Consumers who demonstrate their responsibility both on and off the road are often eligible for cheaper auto insurance premiums.
This can result from drivers education classes or a high credit score. These behaviors indicate an individual’s willingness to take their safety and finances seriously, and consequently could translate into fewer insurance claims. A clean driving record can also result in lower insurance rates.
These discounts make sense and are often supported by federal and state studies.
What’s less logical is Proposition 17. This legislation, which appeared on California’s June 8 ballot, provides insurance premium cuts for motorists who have been insured for at least five years. This proposal overturns Proposition 103, which prohibited such discounts.
Supporters of this legislation have pointed to the number of drivers who could benefit from it. A spokesperson from Californians for Fair Auto Insurance Rates told the Los Angeles Times in February that 80 percent of the state’s drivers have the driving records necessary to receive discounts.
But as the proposition’s June voting date comes closer to home, so have some of the arguments against it. A recent column by the San Jose Mercury News pointed out the ways military members, young drivers and unemployed people could be penalized by this proposition.
Those who dropped their insurance for more than 91 days during the past five years could be subject to a surcharge, as would those who have had their coverage canceled.
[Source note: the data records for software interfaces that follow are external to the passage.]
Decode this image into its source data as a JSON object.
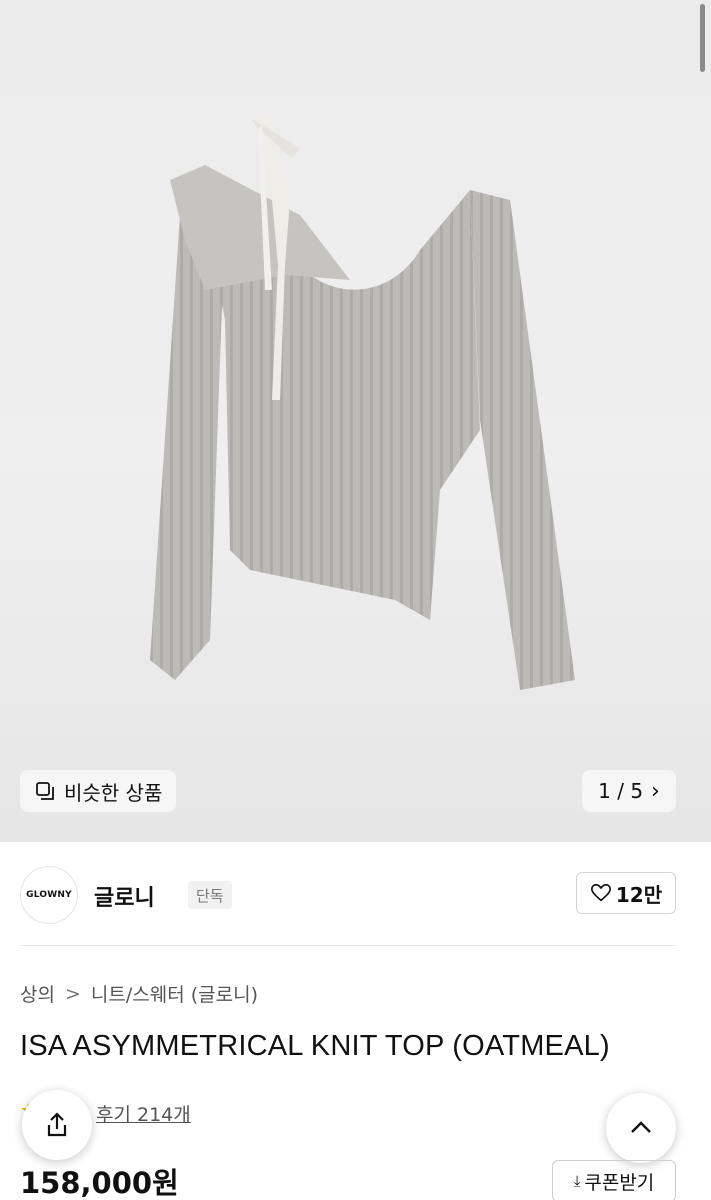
{
  "gallery": {
    "similar_label": "비슷한 상품",
    "page_indicator": "1 / 5"
  },
  "brand": {
    "logo_text": "GLOWNY",
    "name": "글로니",
    "exclusive_badge": "단독",
    "like_count": "12만"
  },
  "breadcrumb": {
    "level1": "상의",
    "separator": ">",
    "level2": "니트/스웨터 (글로니)"
  },
  "product": {
    "title": "ISA ASYMMETRICAL KNIT TOP (OATMEAL)",
    "review_label": "후기 214개",
    "price": "158,000원"
  },
  "actions": {
    "coupon_label": "쿠폰받기"
  },
  "colors": {
    "garment": "#bcbab6",
    "ribbon": "#eceae4",
    "hero_bg": "#ececec"
  }
}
College graduates may also need to foot this fee if they need a car in order to enter the workforce, so would any first-time drivers who have never need auto insurance before.
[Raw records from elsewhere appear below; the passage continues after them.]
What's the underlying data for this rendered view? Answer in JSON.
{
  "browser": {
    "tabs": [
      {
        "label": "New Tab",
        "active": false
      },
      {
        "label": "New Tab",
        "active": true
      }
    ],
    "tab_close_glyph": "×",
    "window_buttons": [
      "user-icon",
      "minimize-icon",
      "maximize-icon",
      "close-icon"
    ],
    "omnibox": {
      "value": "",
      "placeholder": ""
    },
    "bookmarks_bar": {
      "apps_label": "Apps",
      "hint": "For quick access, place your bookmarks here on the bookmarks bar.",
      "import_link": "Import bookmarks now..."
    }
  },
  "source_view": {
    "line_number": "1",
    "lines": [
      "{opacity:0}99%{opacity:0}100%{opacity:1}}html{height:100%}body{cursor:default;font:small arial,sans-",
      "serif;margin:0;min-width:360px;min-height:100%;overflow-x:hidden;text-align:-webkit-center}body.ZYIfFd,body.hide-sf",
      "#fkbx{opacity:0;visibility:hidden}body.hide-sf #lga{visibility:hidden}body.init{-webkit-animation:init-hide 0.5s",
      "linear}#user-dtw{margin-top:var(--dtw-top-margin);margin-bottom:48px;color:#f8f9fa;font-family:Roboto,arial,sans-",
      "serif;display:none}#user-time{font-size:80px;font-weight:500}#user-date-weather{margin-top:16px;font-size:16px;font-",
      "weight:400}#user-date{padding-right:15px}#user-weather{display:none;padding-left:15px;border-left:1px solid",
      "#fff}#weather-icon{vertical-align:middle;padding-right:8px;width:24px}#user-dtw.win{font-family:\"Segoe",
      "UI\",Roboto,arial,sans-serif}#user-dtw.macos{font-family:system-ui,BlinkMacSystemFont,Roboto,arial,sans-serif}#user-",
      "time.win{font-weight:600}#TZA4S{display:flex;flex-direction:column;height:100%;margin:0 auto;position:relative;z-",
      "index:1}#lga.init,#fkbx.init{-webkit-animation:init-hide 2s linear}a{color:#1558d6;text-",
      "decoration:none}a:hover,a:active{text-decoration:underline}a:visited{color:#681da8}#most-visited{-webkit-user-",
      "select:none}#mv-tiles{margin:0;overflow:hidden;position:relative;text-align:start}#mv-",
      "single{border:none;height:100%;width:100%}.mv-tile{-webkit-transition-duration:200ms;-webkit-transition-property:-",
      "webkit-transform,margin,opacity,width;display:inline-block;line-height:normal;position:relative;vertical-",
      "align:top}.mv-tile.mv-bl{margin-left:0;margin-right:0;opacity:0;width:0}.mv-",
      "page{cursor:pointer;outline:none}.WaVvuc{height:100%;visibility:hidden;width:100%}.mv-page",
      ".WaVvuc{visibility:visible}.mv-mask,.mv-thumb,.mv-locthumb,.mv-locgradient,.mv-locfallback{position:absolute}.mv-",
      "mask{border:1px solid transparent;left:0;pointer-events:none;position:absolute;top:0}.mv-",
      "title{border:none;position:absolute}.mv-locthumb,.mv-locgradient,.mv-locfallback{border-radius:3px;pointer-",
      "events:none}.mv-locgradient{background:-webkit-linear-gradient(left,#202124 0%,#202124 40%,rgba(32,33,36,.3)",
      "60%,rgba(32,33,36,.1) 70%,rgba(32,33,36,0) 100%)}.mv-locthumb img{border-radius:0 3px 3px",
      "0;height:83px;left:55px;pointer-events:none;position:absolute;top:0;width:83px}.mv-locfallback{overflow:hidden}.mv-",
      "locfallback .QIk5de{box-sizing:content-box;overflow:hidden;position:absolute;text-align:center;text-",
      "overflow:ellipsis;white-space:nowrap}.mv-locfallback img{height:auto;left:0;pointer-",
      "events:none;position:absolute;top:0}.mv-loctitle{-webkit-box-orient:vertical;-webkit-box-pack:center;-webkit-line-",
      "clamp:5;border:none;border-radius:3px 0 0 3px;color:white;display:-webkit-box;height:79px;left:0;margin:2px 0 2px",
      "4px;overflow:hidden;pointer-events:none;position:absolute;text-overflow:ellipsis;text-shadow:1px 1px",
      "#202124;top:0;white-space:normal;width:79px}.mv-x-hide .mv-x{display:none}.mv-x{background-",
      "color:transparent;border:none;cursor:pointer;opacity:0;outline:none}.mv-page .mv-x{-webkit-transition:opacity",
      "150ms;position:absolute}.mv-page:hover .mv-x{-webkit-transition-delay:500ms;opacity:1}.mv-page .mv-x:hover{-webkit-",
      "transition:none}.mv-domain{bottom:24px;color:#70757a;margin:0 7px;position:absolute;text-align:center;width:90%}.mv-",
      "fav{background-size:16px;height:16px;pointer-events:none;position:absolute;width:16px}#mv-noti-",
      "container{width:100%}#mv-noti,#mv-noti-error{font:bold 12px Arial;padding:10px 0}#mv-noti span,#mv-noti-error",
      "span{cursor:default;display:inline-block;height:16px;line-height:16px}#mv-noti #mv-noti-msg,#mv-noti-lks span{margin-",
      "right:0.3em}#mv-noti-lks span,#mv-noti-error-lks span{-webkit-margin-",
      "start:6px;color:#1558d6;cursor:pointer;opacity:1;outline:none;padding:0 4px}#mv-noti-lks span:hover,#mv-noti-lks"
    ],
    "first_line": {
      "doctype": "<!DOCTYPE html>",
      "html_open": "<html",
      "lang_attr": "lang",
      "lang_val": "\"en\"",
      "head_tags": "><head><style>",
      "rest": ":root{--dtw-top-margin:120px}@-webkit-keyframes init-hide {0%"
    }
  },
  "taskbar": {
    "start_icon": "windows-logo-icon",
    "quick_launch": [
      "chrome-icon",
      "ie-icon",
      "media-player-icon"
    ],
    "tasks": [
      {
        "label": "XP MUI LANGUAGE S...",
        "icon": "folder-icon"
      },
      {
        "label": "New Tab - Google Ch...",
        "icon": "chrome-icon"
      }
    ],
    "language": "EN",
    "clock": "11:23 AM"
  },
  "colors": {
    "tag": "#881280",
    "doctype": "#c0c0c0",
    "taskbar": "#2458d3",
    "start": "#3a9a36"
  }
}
Stop Prop 17 has recently unleashed a series of releases in response to the legislation, which is mostly supported by insurance companies. One of these releases focused on members of the military who will be forced to pay a surcharge when returning to civilian life.
“The insurance company backers of Prop 17 are saying that people like servicemen and women who don’t drive while on base are irresponsible if they drop car insurance during their service,” retired Marine Lance Corporal Brian Van Riper told Stop Prop 17. “What’s irresponsible is this insurance company initiative to punish good drivers who have done nothing wrong.”